### Problem description
Word for word, set down the entries below.

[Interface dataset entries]
------------------------------------------------

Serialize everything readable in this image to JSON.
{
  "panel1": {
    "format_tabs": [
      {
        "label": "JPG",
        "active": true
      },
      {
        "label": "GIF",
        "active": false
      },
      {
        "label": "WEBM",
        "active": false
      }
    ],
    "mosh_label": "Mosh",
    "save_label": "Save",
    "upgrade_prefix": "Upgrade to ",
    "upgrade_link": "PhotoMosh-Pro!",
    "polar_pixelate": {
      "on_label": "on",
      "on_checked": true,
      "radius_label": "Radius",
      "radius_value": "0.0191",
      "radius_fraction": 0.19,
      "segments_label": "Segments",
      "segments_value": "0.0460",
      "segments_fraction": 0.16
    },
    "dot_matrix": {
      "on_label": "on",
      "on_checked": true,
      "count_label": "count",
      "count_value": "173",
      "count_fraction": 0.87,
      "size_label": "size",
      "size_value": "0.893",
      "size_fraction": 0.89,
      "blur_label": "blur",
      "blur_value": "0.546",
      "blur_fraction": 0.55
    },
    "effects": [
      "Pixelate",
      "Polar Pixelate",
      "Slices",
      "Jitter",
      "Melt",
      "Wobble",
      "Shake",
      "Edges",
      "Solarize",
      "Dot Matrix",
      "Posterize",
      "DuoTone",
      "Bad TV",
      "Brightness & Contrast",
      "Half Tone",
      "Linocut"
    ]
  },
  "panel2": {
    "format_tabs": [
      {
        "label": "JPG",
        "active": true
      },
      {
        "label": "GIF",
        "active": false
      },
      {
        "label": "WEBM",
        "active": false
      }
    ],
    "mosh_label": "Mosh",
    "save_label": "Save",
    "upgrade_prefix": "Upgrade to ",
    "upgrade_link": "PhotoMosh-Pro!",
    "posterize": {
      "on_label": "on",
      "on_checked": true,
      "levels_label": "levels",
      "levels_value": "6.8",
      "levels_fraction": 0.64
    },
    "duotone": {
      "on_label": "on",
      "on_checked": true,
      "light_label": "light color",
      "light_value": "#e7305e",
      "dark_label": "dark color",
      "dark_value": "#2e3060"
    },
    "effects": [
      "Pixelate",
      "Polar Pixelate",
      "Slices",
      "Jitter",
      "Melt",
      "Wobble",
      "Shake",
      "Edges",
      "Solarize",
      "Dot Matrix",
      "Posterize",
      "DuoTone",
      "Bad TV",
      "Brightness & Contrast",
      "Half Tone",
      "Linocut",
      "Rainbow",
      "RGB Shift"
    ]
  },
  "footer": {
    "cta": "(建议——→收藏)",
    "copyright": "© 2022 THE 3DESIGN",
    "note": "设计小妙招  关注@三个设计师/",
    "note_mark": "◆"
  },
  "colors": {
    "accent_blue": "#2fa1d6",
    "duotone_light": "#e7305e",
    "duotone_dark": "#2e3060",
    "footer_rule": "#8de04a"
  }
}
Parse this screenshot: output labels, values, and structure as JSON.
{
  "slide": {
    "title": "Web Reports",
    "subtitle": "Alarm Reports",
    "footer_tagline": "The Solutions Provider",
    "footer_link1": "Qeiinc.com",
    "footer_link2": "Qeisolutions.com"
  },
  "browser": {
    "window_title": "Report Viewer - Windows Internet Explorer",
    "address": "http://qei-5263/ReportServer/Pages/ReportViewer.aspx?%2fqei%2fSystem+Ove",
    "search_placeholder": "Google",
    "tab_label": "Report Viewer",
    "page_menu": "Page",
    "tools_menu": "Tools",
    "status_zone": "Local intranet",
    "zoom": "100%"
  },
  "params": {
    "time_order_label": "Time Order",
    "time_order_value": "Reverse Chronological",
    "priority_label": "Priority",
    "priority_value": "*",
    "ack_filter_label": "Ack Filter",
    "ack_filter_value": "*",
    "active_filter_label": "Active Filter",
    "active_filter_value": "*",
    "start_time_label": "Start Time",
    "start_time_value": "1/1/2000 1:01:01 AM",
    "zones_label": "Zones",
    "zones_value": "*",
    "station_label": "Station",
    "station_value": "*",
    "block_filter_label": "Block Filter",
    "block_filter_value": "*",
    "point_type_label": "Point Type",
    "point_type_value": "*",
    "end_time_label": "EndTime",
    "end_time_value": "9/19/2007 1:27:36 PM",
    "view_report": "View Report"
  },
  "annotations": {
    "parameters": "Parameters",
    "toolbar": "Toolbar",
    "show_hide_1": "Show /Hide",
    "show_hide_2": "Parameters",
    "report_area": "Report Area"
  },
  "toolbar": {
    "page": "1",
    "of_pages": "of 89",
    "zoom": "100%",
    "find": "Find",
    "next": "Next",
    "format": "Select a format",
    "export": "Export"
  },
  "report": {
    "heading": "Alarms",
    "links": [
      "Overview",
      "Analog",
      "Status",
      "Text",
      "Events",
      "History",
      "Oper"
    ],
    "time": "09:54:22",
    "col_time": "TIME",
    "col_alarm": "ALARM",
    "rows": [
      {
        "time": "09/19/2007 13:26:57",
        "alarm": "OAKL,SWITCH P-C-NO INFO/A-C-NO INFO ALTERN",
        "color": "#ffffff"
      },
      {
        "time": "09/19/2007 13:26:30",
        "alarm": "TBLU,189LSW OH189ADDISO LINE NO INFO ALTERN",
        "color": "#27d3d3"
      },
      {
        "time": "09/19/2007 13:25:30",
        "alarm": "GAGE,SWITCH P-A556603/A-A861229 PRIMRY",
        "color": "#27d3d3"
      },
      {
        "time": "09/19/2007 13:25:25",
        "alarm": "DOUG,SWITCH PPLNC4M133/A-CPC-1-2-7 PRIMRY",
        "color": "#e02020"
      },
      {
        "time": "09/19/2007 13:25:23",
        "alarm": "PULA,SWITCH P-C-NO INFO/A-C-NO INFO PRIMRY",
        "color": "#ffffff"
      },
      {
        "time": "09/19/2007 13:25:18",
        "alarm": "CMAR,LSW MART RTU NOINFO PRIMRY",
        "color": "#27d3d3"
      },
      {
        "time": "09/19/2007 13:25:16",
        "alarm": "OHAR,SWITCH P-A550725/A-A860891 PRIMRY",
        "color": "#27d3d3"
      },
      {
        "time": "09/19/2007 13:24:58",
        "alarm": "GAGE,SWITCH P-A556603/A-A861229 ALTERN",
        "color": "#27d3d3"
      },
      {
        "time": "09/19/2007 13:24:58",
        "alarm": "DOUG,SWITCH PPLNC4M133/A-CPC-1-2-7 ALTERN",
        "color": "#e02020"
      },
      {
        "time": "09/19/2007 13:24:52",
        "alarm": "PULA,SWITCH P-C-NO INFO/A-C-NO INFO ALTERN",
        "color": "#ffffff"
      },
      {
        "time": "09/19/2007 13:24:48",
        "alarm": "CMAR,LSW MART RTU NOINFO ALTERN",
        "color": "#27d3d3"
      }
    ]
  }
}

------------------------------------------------

### Exercise result
Serialize everything readable in this image to JSON.
{
  "panel1": {
    "format_tabs": [
      {
        "label": "JPG",
        "active": true
      },
      {
        "label": "GIF",
        "active": false
      },
      {
        "label": "WEBM",
        "active": false
      }
    ],
    "mosh_label": "Mosh",
    "save_label": "Save",
    "upgrade_prefix": "Upgrade to ",
    "upgrade_link": "PhotoMosh-Pro!",
    "polar_pixelate": {
      "on_label": "on",
      "on_checked": true,
      "radius_label": "Radius",
      "radius_value": "0.0191",
      "radius_fraction": 0.19,
      "segments_label": "Segments",
      "segments_value": "0.0460",
      "segments_fraction": 0.16
    },
    "dot_matrix": {
      "on_label": "on",
      "on_checked": true,
      "count_label": "count",
      "count_value": "173",
      "count_fraction": 0.87,
      "size_label": "size",
      "size_value": "0.893",
      "size_fraction": 0.89,
      "blur_label": "blur",
      "blur_value": "0.546",
      "blur_fraction": 0.55
    },
    "effects": [
      "Pixelate",
      "Polar Pixelate",
      "Slices",
      "Jitter",
      "Melt",
      "Wobble",
      "Shake",
      "Edges",
      "Solarize",
      "Dot Matrix",
      "Posterize",
      "DuoTone",
      "Bad TV",
      "Brightness & Contrast",
      "Half Tone",
      "Linocut"
    ]
  },
  "panel2": {
    "format_tabs": [
      {
        "label": "JPG",
        "active": true
      },
      {
        "label": "GIF",
        "active": false
      },
      {
        "label": "WEBM",
        "active": false
      }
    ],
    "mosh_label": "Mosh",
    "save_label": "Save",
    "upgrade_prefix": "Upgrade to ",
    "upgrade_link": "PhotoMosh-Pro!",
    "posterize": {
      "on_label": "on",
      "on_checked": true,
      "levels_label": "levels",
      "levels_value": "6.8",
      "levels_fraction": 0.64
    },
    "duotone": {
      "on_label": "on",
      "on_checked": true,
      "light_label": "light color",
      "light_value": "#e7305e",
      "dark_label": "dark color",
      "dark_value": "#2e3060"
    },
    "effects": [
      "Pixelate",
      "Polar Pixelate",
      "Slices",
      "Jitter",
      "Melt",
      "Wobble",
      "Shake",
      "Edges",
      "Solarize",
      "Dot Matrix",
      "Posterize",
      "DuoTone",
      "Bad TV",
      "Brightness & Contrast",
      "Half Tone",
      "Linocut",
      "Rainbow",
      "RGB Shift"
    ]
  },
  "footer": {
    "cta": "(建议——→收藏)",
    "copyright": "© 2022 THE 3DESIGN",
    "note": "设计小妙招  关注@三个设计师/",
    "note_mark": "◆"
  },
  "colors": {
    "accent_blue": "#2fa1d6",
    "duotone_light": "#e7305e",
    "duotone_dark": "#2e3060",
    "footer_rule": "#8de04a"
  }
}
Parse this screenshot: output labels, values, and structure as JSON.
{
  "slide": {
    "title": "Web Reports",
    "subtitle": "Alarm Reports",
    "footer_tagline": "The Solutions Provider",
    "footer_link1": "Qeiinc.com",
    "footer_link2": "Qeisolutions.com"
  },
  "browser": {
    "window_title": "Report Viewer - Windows Internet Explorer",
    "address": "http://qei-5263/ReportServer/Pages/ReportViewer.aspx?%2fqei%2fSystem+Ove",
    "search_placeholder": "Google",
    "tab_label": "Report Viewer",
    "page_menu": "Page",
    "tools_menu": "Tools",
    "status_zone": "Local intranet",
    "zoom": "100%"
  },
  "params": {
    "time_order_label": "Time Order",
    "time_order_value": "Reverse Chronological",
    "priority_label": "Priority",
    "priority_value": "*",
    "ack_filter_label": "Ack Filter",
    "ack_filter_value": "*",
    "active_filter_label": "Active Filter",
    "active_filter_value": "*",
    "start_time_label": "Start Time",
    "start_time_value": "1/1/2000 1:01:01 AM",
    "zones_label": "Zones",
    "zones_value": "*",
    "station_label": "Station",
    "station_value": "*",
    "block_filter_label": "Block Filter",
    "block_filter_value": "*",
    "point_type_label": "Point Type",
    "point_type_value": "*",
    "end_time_label": "EndTime",
    "end_time_value": "9/19/2007 1:27:36 PM",
    "view_report": "View Report"
  },
  "annotations": {
    "parameters": "Parameters",
    "toolbar": "Toolbar",
    "show_hide_1": "Show /Hide",
    "show_hide_2": "Parameters",
    "report_area": "Report Area"
  },
  "toolbar": {
    "page": "1",
    "of_pages": "of 89",
    "zoom": "100%",
    "find": "Find",
    "next": "Next",
    "format": "Select a format",
    "export": "Export"
  },
  "report": {
    "heading": "Alarms",
    "links": [
      "Overview",
      "Analog",
      "Status",
      "Text",
      "Events",
      "History",
      "Oper"
    ],
    "time": "09:54:22",
    "col_time": "TIME",
    "col_alarm": "ALARM",
    "rows": [
      {
        "time": "09/19/2007 13:26:57",
        "alarm": "OAKL,SWITCH P-C-NO INFO/A-C-NO INFO ALTERN",
        "color": "#ffffff"
      },
      {
        "time": "09/19/2007 13:26:30",
        "alarm": "TBLU,189LSW OH189ADDISO LINE NO INFO ALTERN",
        "color": "#27d3d3"
      },
      {
        "time": "09/19/2007 13:25:30",
        "alarm": "GAGE,SWITCH P-A556603/A-A861229 PRIMRY",
        "color": "#27d3d3"
      },
      {
        "time": "09/19/2007 13:25:25",
        "alarm": "DOUG,SWITCH PPLNC4M133/A-CPC-1-2-7 PRIMRY",
        "color": "#e02020"
      },
      {
        "time": "09/19/2007 13:25:23",
        "alarm": "PULA,SWITCH P-C-NO INFO/A-C-NO INFO PRIMRY",
        "color": "#ffffff"
      },
      {
        "time": "09/19/2007 13:25:18",
        "alarm": "CMAR,LSW MART RTU NOINFO PRIMRY",
        "color": "#27d3d3"
      },
      {
        "time": "09/19/2007 13:25:16",
        "alarm": "OHAR,SWITCH P-A550725/A-A860891 PRIMRY",
        "color": "#27d3d3"
      },
      {
        "time": "09/19/2007 13:24:58",
        "alarm": "GAGE,SWITCH P-A556603/A-A861229 ALTERN",
        "color": "#27d3d3"
      },
      {
        "time": "09/19/2007 13:24:58",
        "alarm": "DOUG,SWITCH PPLNC4M133/A-CPC-1-2-7 ALTERN",
        "color": "#e02020"
      },
      {
        "time": "09/19/2007 13:24:52",
        "alarm": "PULA,SWITCH P-C-NO INFO/A-C-NO INFO ALTERN",
        "color": "#ffffff"
      },
      {
        "time": "09/19/2007 13:24:48",
        "alarm": "CMAR,LSW MART RTU NOINFO ALTERN",
        "color": "#27d3d3"
      }
    ]
  }
}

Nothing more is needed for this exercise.